“Counterpoint: I know of a trainer who claims he has asked several hundred people this question: If you could have $100 bill or $100 worth of mlm wonder pills right now, which would you choose? He says they all go for the money. How do you reconcile that with your survey results?”
Two things to consider. The folks who are saying here that the products alone are worth it have already experienced their product. They already love them. No one in the room you described had any idea what “mlm wonder pills” are. Even the name “mlm wonder pill” implies that they’re kind of scammy.
Second, if someone is chooses the $100 they can go buy the wonder pills, or not, their choice.
So without knowing what the wonder pills are, and who they’re for, I’d take the money too. I can always buy the wonder pills if I want.
Paul – You write:
“Unfortunately, there is too little formal training or a structured approach to all aspects, including tax matters, proper handling of expenses, etc., but by working these problems out together with one’s upline can make a huge difference!”
Too bad they don’t start getting folks ready for the difficulty of selling before they sign people up…
We don’t know what a sponsor is until after a couple of deals, huh?
THEN we learn to choose…
Thank you, Kim!
For casting some more light on NWM. It’s a complicated situation, but I believe your survey results–most people want to represent products they can be proud of.
Even if we’re a Wal-Mart clerk, most of us don’t want to sell c-_-_-p. Improving skill sets is huge for most of us trying to fit it into our lives. And we usually find products we like and take despite not making (much or) any money.
Keep up the good work, you provide a much needed perspective and influence! 🙂
Interesting comments about products versus money.
If so many people are in it for the product, why not ask your upline to send money downline to you and others. In other words, share the wealth.
I’ve never seen that happen in my many different MLM ventures. In fact, I found it difficult for many of them to buy coffee or donuts at hotel meetings. Yet they promise you the world if you would only follow their lead.
Who is kidding who here?
Ever wonder why MLM products sell so effectively on sites like eBay, even sometimes for MORE than one would pay if purchased from their OWN distributorship/store? I have often wondered about this.
For ALL small business – 1/3 loose money, 1/3 just break even, and 1/3 make *some* degree of profit. I don’t see the statistics for NM that much different.
I love my product and company, but I wish it’s sales leaders would be more up front with people about how much it costs and how long it might take someone to break even on their cash flow.
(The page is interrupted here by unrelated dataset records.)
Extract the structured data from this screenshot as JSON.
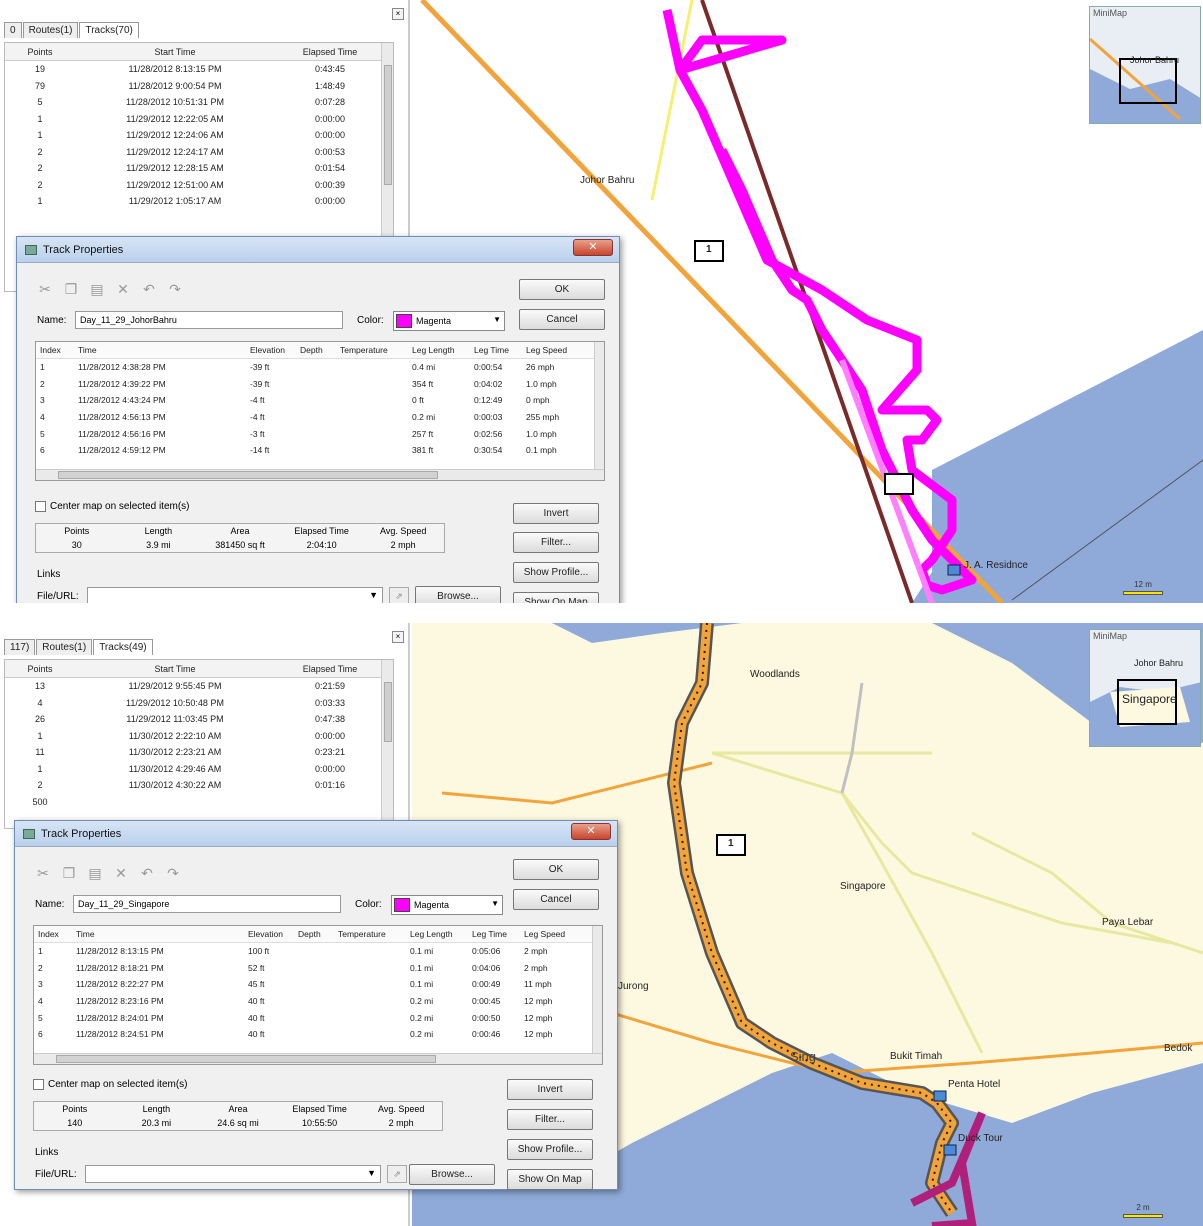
{
  "top": {
    "tabs": [
      "0",
      "Routes(1)",
      "Tracks(70)"
    ],
    "track_list": {
      "headers": [
        "Points",
        "Start Time",
        "Elapsed Time"
      ],
      "rows": [
        [
          "19",
          "11/28/2012 8:13:15 PM",
          "0:43:45"
        ],
        [
          "79",
          "11/28/2012 9:00:54 PM",
          "1:48:49"
        ],
        [
          "5",
          "11/28/2012 10:51:31 PM",
          "0:07:28"
        ],
        [
          "1",
          "11/29/2012 12:22:05 AM",
          "0:00:00"
        ],
        [
          "1",
          "11/29/2012 12:24:06 AM",
          "0:00:00"
        ],
        [
          "2",
          "11/29/2012 12:24:17 AM",
          "0:00:53"
        ],
        [
          "2",
          "11/29/2012 12:28:15 AM",
          "0:01:54"
        ],
        [
          "2",
          "11/29/2012 12:51:00 AM",
          "0:00:39"
        ],
        [
          "1",
          "11/29/2012 1:05:17 AM",
          "0:00:00"
        ]
      ]
    },
    "dialog": {
      "title": "Track Properties",
      "toolbar_icons": [
        "cut-icon",
        "copy-icon",
        "paste-icon",
        "delete-icon",
        "undo-icon",
        "redo-icon"
      ],
      "name_label": "Name:",
      "name_value": "Day_11_29_JohorBahru",
      "color_label": "Color:",
      "color_value": "Magenta",
      "color_swatch": "#ff00ff",
      "buttons": {
        "ok": "OK",
        "cancel": "Cancel",
        "invert": "Invert",
        "filter": "Filter...",
        "show_profile": "Show Profile...",
        "show_on_map": "Show On Map",
        "browse": "Browse..."
      },
      "grid_headers": [
        "Index",
        "Time",
        "Elevation",
        "Depth",
        "Temperature",
        "Leg Length",
        "Leg Time",
        "Leg Speed"
      ],
      "grid_rows": [
        [
          "1",
          "11/28/2012 4:38:28 PM",
          "-39 ft",
          "",
          "",
          "0.4 mi",
          "0:00:54",
          "26 mph"
        ],
        [
          "2",
          "11/28/2012 4:39:22 PM",
          "-39 ft",
          "",
          "",
          "354 ft",
          "0:04:02",
          "1.0 mph"
        ],
        [
          "3",
          "11/28/2012 4:43:24 PM",
          "-4 ft",
          "",
          "",
          "0 ft",
          "0:12:49",
          "0 mph"
        ],
        [
          "4",
          "11/28/2012 4:56:13 PM",
          "-4 ft",
          "",
          "",
          "0.2 mi",
          "0:00:03",
          "255 mph"
        ],
        [
          "5",
          "11/28/2012 4:56:16 PM",
          "-3 ft",
          "",
          "",
          "257 ft",
          "0:02:56",
          "1.0 mph"
        ],
        [
          "6",
          "11/28/2012 4:59:12 PM",
          "-14 ft",
          "",
          "",
          "381 ft",
          "0:30:54",
          "0.1 mph"
        ]
      ],
      "center_map_label": "Center map on selected item(s)",
      "stats_headers": [
        "Points",
        "Length",
        "Area",
        "Elapsed Time",
        "Avg. Speed"
      ],
      "stats_values": [
        "30",
        "3.9 mi",
        "381450 sq ft",
        "2:04:10",
        "2 mph"
      ],
      "links_label": "Links",
      "fileurl_label": "File/URL:"
    },
    "map": {
      "labels": {
        "johor": "Johor Bahru",
        "road_sign": "1",
        "poi": "J. A. Residnce"
      },
      "minimap_title": "MiniMap",
      "minimap_label": "Johor Bahru",
      "scale": "12 m"
    }
  },
  "bottom": {
    "tabs": [
      "117)",
      "Routes(1)",
      "Tracks(49)"
    ],
    "track_list": {
      "headers": [
        "Points",
        "Start Time",
        "Elapsed Time"
      ],
      "rows": [
        [
          "13",
          "11/29/2012 9:55:45 PM",
          "0:21:59"
        ],
        [
          "4",
          "11/29/2012 10:50:48 PM",
          "0:03:33"
        ],
        [
          "26",
          "11/29/2012 11:03:45 PM",
          "0:47:38"
        ],
        [
          "1",
          "11/30/2012 2:22:10 AM",
          "0:00:00"
        ],
        [
          "11",
          "11/30/2012 2:23:21 AM",
          "0:23:21"
        ],
        [
          "1",
          "11/30/2012 4:29:46 AM",
          "0:00:00"
        ],
        [
          "2",
          "11/30/2012 4:30:22 AM",
          "0:01:16"
        ],
        [
          "500",
          "",
          ""
        ]
      ]
    },
    "dialog": {
      "title": "Track Properties",
      "toolbar_icons": [
        "cut-icon",
        "copy-icon",
        "paste-icon",
        "delete-icon",
        "undo-icon",
        "redo-icon"
      ],
      "name_label": "Name:",
      "name_value": "Day_11_29_Singapore",
      "color_label": "Color:",
      "color_value": "Magenta",
      "color_swatch": "#ff00ff",
      "buttons": {
        "ok": "OK",
        "cancel": "Cancel",
        "invert": "Invert",
        "filter": "Filter...",
        "show_profile": "Show Profile...",
        "show_on_map": "Show On Map",
        "browse": "Browse..."
      },
      "grid_headers": [
        "Index",
        "Time",
        "Elevation",
        "Depth",
        "Temperature",
        "Leg Length",
        "Leg Time",
        "Leg Speed"
      ],
      "grid_rows": [
        [
          "1",
          "11/28/2012 8:13:15 PM",
          "100 ft",
          "",
          "",
          "0.1 mi",
          "0:05:06",
          "2 mph"
        ],
        [
          "2",
          "11/28/2012 8:18:21 PM",
          "52 ft",
          "",
          "",
          "0.1 mi",
          "0:04:06",
          "2 mph"
        ],
        [
          "3",
          "11/28/2012 8:22:27 PM",
          "45 ft",
          "",
          "",
          "0.1 mi",
          "0:00:49",
          "11 mph"
        ],
        [
          "4",
          "11/28/2012 8:23:16 PM",
          "40 ft",
          "",
          "",
          "0.2 mi",
          "0:00:45",
          "12 mph"
        ],
        [
          "5",
          "11/28/2012 8:24:01 PM",
          "40 ft",
          "",
          "",
          "0.2 mi",
          "0:00:50",
          "12 mph"
        ],
        [
          "6",
          "11/28/2012 8:24:51 PM",
          "40 ft",
          "",
          "",
          "0.2 mi",
          "0:00:46",
          "12 mph"
        ]
      ],
      "center_map_label": "Center map on selected item(s)",
      "stats_headers": [
        "Points",
        "Length",
        "Area",
        "Elapsed Time",
        "Avg. Speed"
      ],
      "stats_values": [
        "140",
        "20.3 mi",
        "24.6 sq mi",
        "10:55:50",
        "2 mph"
      ],
      "links_label": "Links",
      "fileurl_label": "File/URL:"
    },
    "map": {
      "labels": {
        "woodlands": "Woodlands",
        "singapore": "Singapore",
        "paya_lebar": "Paya Lebar",
        "jurong": "Jurong",
        "bukit_timah": "Bukit Timah",
        "bedok": "Bedok",
        "penta_hotel": "Penta Hotel",
        "duck_tour": "Duck Tour",
        "sing": "Sing",
        "road_sign": "1"
      },
      "minimap_title": "MiniMap",
      "minimap_labels": [
        "Johor Bahru",
        "Singapore"
      ],
      "scale": "2 m"
    }
  },
  "colors": {
    "track": "#ff00ff",
    "route_orange": "#f2a33a",
    "water": "#8faad8",
    "land": "#fdf9e1"
  }
}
The cost and risk exposure are so minimal compared to other small businesses, but they are real.
My company publishes an income disclosure statement and it has an explicit policy that the statement must be used anytime income opportunity is discussed, but our sales leaders could (in my opinion) do more to help potential recruits understand what they are getting into.
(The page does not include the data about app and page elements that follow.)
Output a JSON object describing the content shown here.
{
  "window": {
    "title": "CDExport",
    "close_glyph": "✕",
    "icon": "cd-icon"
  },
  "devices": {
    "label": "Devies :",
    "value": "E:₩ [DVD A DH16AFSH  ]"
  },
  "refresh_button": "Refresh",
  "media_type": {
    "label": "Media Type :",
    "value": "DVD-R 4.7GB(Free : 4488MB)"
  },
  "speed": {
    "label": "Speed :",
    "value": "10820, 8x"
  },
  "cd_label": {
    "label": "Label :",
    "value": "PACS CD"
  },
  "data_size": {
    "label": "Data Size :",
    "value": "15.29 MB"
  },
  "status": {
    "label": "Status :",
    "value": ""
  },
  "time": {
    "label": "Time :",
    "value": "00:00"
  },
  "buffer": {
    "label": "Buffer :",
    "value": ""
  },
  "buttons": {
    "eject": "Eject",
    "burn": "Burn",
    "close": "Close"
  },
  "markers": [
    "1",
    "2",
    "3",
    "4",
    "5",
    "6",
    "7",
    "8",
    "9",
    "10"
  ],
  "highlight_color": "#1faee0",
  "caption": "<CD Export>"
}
I have to say that my dream and goals keep me stay in the business. external factors are only influence us 5%, the rest of 95% is how we RESPOND to that external factors.
You can find thousands of similar products and everyday you will see a new-born MLM company.
Very interesting survey results Kim! I would be curious though to see what the results would be if another web site offered the poll. You are well renowned for your product focused training and I suspect that many of your survey respondents are those who lean toward that philosophy as well.
I would also be interested in knowing what the response would be if you survey only people who are actually making a PROFIT every month from their business. Let’s say $500 or more a month profit (meaning after product orders, web site, meetings, etc).